■ **Source records**:

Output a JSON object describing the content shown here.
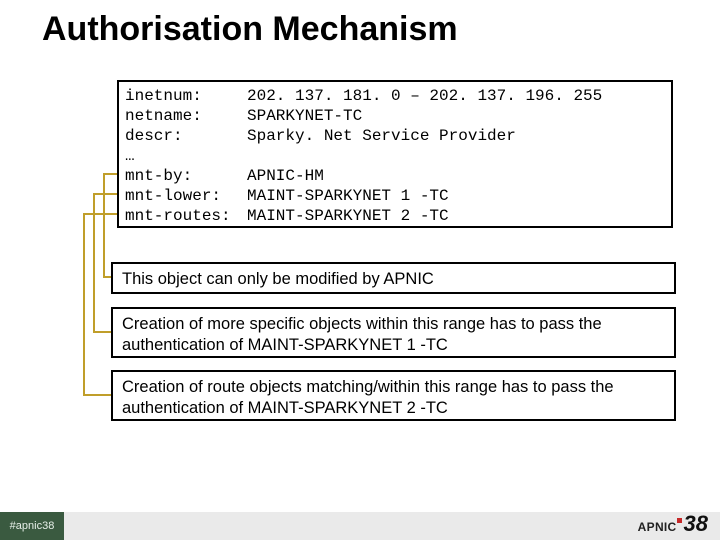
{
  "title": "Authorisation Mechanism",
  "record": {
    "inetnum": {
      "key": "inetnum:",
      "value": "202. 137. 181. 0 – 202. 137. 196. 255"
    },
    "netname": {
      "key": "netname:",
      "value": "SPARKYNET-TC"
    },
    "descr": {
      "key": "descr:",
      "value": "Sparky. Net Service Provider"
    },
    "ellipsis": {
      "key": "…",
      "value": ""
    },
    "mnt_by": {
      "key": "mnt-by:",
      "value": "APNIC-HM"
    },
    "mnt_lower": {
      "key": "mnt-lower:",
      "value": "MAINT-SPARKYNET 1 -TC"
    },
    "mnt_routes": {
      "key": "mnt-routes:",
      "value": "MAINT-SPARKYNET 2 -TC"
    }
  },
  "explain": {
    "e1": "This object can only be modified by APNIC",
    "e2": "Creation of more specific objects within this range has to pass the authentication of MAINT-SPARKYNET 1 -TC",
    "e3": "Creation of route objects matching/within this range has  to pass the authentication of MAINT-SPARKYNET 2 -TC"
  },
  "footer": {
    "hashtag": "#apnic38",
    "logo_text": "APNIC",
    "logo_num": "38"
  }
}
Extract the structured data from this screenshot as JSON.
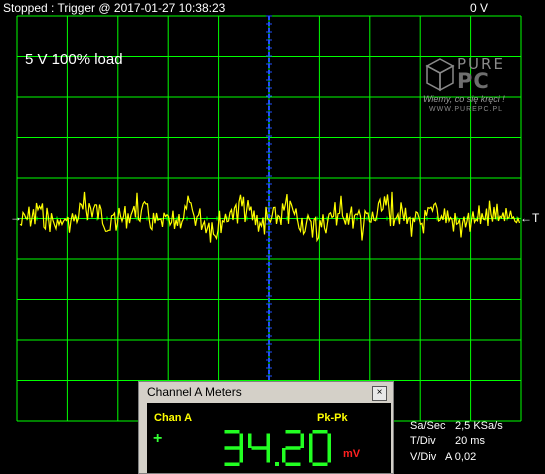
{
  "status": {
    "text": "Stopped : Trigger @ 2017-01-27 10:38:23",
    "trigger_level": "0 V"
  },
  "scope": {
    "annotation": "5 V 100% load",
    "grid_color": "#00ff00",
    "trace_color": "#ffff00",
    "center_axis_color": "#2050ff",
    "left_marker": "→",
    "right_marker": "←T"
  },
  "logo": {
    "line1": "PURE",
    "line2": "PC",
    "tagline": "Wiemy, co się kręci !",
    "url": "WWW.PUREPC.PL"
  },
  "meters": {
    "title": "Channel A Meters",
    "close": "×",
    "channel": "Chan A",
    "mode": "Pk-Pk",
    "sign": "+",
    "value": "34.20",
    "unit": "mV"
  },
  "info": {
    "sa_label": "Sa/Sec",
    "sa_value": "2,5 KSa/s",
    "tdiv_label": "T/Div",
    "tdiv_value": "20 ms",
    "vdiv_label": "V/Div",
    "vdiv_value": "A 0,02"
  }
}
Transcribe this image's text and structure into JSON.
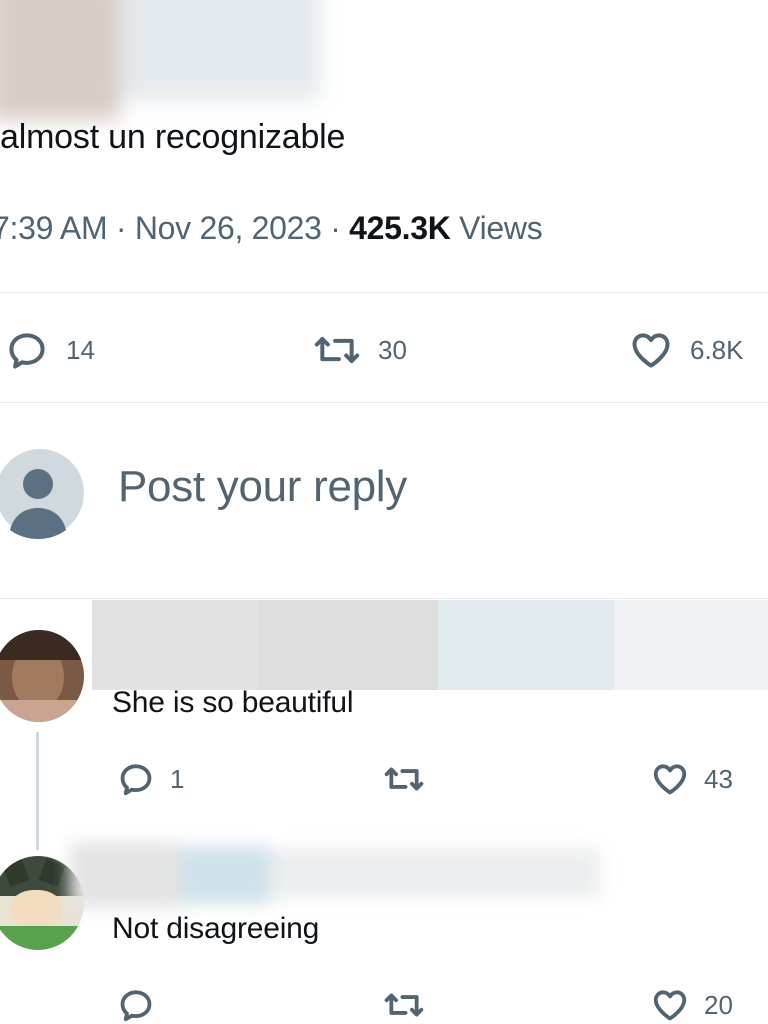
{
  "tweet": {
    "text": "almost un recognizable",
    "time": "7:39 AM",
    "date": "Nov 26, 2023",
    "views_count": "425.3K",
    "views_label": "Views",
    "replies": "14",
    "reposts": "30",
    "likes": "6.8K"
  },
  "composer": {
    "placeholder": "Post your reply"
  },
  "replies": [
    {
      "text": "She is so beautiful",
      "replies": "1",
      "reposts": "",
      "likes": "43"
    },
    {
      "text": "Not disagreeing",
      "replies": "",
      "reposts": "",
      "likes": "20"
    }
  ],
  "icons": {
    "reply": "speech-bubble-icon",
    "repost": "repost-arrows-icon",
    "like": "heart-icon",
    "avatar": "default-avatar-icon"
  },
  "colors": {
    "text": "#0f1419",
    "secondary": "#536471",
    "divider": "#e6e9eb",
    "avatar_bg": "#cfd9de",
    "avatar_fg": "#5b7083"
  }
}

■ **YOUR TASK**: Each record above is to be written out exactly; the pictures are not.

■ **OUTPUT FOR THIS TASK**:
Output a JSON object describing the content shown here.
{
  "title": "Authorisation Mechanism",
  "record": {
    "inetnum": {
      "key": "inetnum:",
      "value": "202. 137. 181. 0 – 202. 137. 196. 255"
    },
    "netname": {
      "key": "netname:",
      "value": "SPARKYNET-TC"
    },
    "descr": {
      "key": "descr:",
      "value": "Sparky. Net Service Provider"
    },
    "ellipsis": {
      "key": "…",
      "value": ""
    },
    "mnt_by": {
      "key": "mnt-by:",
      "value": "APNIC-HM"
    },
    "mnt_lower": {
      "key": "mnt-lower:",
      "value": "MAINT-SPARKYNET 1 -TC"
    },
    "mnt_routes": {
      "key": "mnt-routes:",
      "value": "MAINT-SPARKYNET 2 -TC"
    }
  },
  "explain": {
    "e1": "This object can only be modified by APNIC",
    "e2": "Creation of more specific objects within this range has to pass the authentication of MAINT-SPARKYNET 1 -TC",
    "e3": "Creation of route objects matching/within this range has  to pass the authentication of MAINT-SPARKYNET 2 -TC"
  },
  "footer": {
    "hashtag": "#apnic38",
    "logo_text": "APNIC",
    "logo_num": "38"
  }
}
Extract the structured data from this screenshot as JSON.
{
  "status": {
    "text": "Stopped : Trigger @ 2017-01-27 10:38:23",
    "trigger_level": "0 V"
  },
  "scope": {
    "annotation": "5 V 100% load",
    "grid_color": "#00ff00",
    "trace_color": "#ffff00",
    "center_axis_color": "#2050ff",
    "left_marker": "→",
    "right_marker": "←T"
  },
  "logo": {
    "line1": "PURE",
    "line2": "PC",
    "tagline": "Wiemy, co się kręci !",
    "url": "WWW.PUREPC.PL"
  },
  "meters": {
    "title": "Channel A Meters",
    "close": "×",
    "channel": "Chan A",
    "mode": "Pk-Pk",
    "sign": "+",
    "value": "34.20",
    "unit": "mV"
  },
  "info": {
    "sa_label": "Sa/Sec",
    "sa_value": "2,5 KSa/s",
    "tdiv_label": "T/Div",
    "tdiv_value": "20 ms",
    "vdiv_label": "V/Div",
    "vdiv_value": "A 0,02"
  }
}
Transcribe this image's text and structure into JSON.
{
  "tweet": {
    "text": "almost un recognizable",
    "time": "7:39 AM",
    "date": "Nov 26, 2023",
    "views_count": "425.3K",
    "views_label": "Views",
    "replies": "14",
    "reposts": "30",
    "likes": "6.8K"
  },
  "composer": {
    "placeholder": "Post your reply"
  },
  "replies": [
    {
      "text": "She is so beautiful",
      "replies": "1",
      "reposts": "",
      "likes": "43"
    },
    {
      "text": "Not disagreeing",
      "replies": "",
      "reposts": "",
      "likes": "20"
    }
  ],
  "icons": {
    "reply": "speech-bubble-icon",
    "repost": "repost-arrows-icon",
    "like": "heart-icon",
    "avatar": "default-avatar-icon"
  },
  "colors": {
    "text": "#0f1419",
    "secondary": "#536471",
    "divider": "#e6e9eb",
    "avatar_bg": "#cfd9de",
    "avatar_fg": "#5b7083"
  }
}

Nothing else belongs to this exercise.